“I saw my first opportunity to make my dream a goal when I got my [U.S.] citizenship at the age of 17,” he said. “I applied myself to learn the language and prepare physically.

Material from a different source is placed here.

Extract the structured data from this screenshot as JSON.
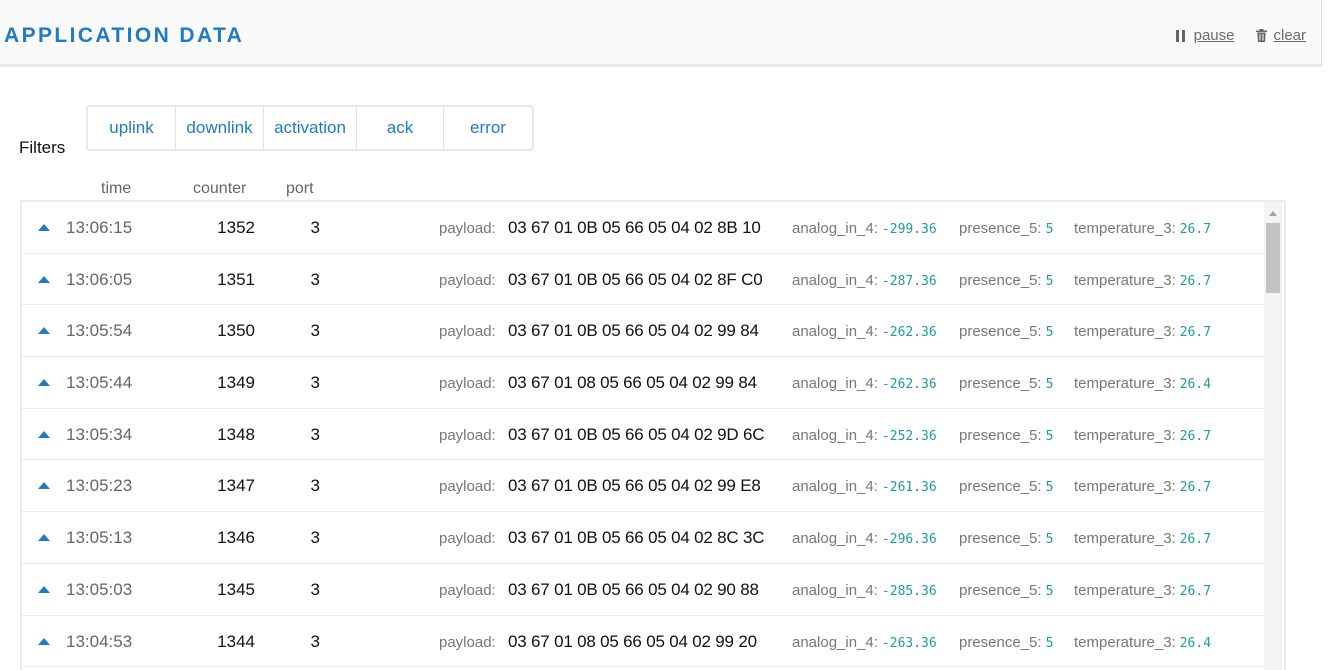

It took a couple of years before making the decision to join because I didn’t want to leave my entire family behind, but with their support, I made the best decision of my life.”

At the beginning of his military career, Zapata Gonzalez recalled seeing his Hispanic culture and accent as a weakness; but “through passion and perseverance it has become my biggest strength,” he explained.

“My Spanish capacity is essential for my job and besides the communication aspect, my heritage makes me able to relate to our Latin American students so we can create trust and partnership on another level that no other person or country can replicate,” he said.

“Also,” he added, “working at the Inter-American Air Forces Academy made me realize the importance of the Hispanics in the military and the impact that different cultures have on our military.”

Those who claim to be Latino or Hispanic make up 17.6% of the active duty force, numbering 235,972 as of July 2021, according to the Defense Manpower Data Center.

As of June 2021, 15.9% of active duty Airmen claim Latino or Hispanic as their ethnicity, according to the Air Force Personnel Center.

“Diversity is one of the most powerful weapons that our military has, it can’t be replicated by other nations and it’s a reflection of our country,” Zapata Gonzalez said.

“I am blessed to be able to support Mexico, my country of birth, as an international instructor while representing the United States, the country that gave me a second chance and the opportunity of making my family proud,” he concluded.

Hispanics have a profound and positive influence on our country through their strong commitment to family, faith, hard work and service, added Maria Rodriguez, JBSA affirmative employment program manager. “They have enhanced and shaped our national character with centuries-old traditions that reflect the multi-ethnic and multicultural customs of their community.”

In celebration of National Hispanic Heritage Month, JBSA displayed posters across its installations, including all JBSA libraries and Military and Family Readiness Centers.

For more information on NHHM, call 210-221-1408 or email